On Tuesday, Los Angeles Mayor Antonio Villaraigosa embraced the third rail issue of Proposition 13. Prop. 13 was introduced in 1978, with the original intention to serve as tax protection for homeowners. However, due to loopholes and exceptions, commercial property owners ended up benefitting most from the legislation. Villaraigosa said, “Prop. 13 was never intended to be a corporate tax give-away, but that is what it has become.” The Mayor states that increasing taxes on commercial properties could bring in up to $8 billion, and that such capital should be split evenly to fund public schools and decrease property taxes for homeowners. He also floated the ideas of decreasing or doing away with some business taxes to combat the anticipated backlash from anti-tax groups and business owners, as well as introducing a service tax to level the playing field for all businesses. But is this sound and fury signifying nothing? Is this simply a political stunt from an unpopular mayor? Will Governor Jerry Brown in Sacramento rally behind the issue, or hope it fades away?
As technology continues to play a larger role in making our daily lives easier, so too can it be used against us. Recently, the California Supreme Court ruled it legal for police to search someone’s phone upon arrest, including texts and e-mails, without a warrant. Up until this decision, warrantless searches only applied to clothing and miscellaneous items such as cigarette packs, as both are routinely used to hide drugs. Law enforcement cite the need to gather evidence as a reason for the searches; in the case that led to the Supreme Court decision, an arrestee pleaded guilty after police showed him an incriminating text on his own phone. Sen. Mark Leno, an opponent of this practice, has introduced SB 914 which would require a warrant before cell phones could be searched. The bill has passed the Senate and is now being finalized by committee before facing a vote in the Assembly. Could obtaining a warrant negatively affect law enforcement’s handling of a crime? Is perusing a person’s cell phone an invasion of privacy? If the bill passes, is Governor Jerry Brown likely to sign it into law?

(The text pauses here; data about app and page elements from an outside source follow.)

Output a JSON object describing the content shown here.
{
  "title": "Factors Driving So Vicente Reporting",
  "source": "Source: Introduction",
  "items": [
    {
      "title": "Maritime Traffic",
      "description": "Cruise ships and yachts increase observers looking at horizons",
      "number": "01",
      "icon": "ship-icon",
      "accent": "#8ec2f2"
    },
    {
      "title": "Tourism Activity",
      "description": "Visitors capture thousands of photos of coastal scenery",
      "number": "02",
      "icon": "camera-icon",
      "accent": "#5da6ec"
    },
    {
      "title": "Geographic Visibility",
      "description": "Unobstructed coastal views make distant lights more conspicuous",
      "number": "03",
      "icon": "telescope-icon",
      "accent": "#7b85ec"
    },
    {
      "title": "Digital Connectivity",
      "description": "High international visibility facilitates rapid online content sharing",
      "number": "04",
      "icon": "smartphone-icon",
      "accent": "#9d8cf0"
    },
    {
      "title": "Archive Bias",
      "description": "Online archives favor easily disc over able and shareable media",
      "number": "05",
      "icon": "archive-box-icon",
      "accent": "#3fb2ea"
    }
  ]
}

Santa Cruz police spend an average of 40 minutes of every hour on emergency calls, leaving them with 20 minutes to patrol the streets. For the past few weeks, some have been using computer mapping systems to help them determine where to best spend the little time they have left. The program’s success has drawn notice from the LAPD, whose officers hope the technology will save time and money in scheduling patrols and preventing crime.
Stories of babies being switched at birth are typically confined to tabloids or fairy tales, but it is very real for identical twins Anna and Bella, who were separated after being born. In Dr. Nancy L. Segal’s book Someone Else’s Twin: The True Story of Babies Switched at Birth, she explores the accounts of Anna and Bella, who were reunited after twenty eight years apart. Segal, a twin herself and an expert in twin psychology, brings her own personal and scientific knowledge to Anna and Bella’s experience, as well as several other cases of twins and non-twins switched at birth. How does a twin’s presence or absence affect the other? Can a biological mother tell if a child is really her own? What are the legal ramifications of babies being switched in the hospital ward?
On Wednesday KPCC’s Julie Small goes on an unprecedented media tour of Pelican Bay State Prison near the Oregon border.
The SuperMax prison holds the “worst of the worst” of California’s inmates. Last month, some of those prisoners went on a hunger strike to protest conditions in isolation units.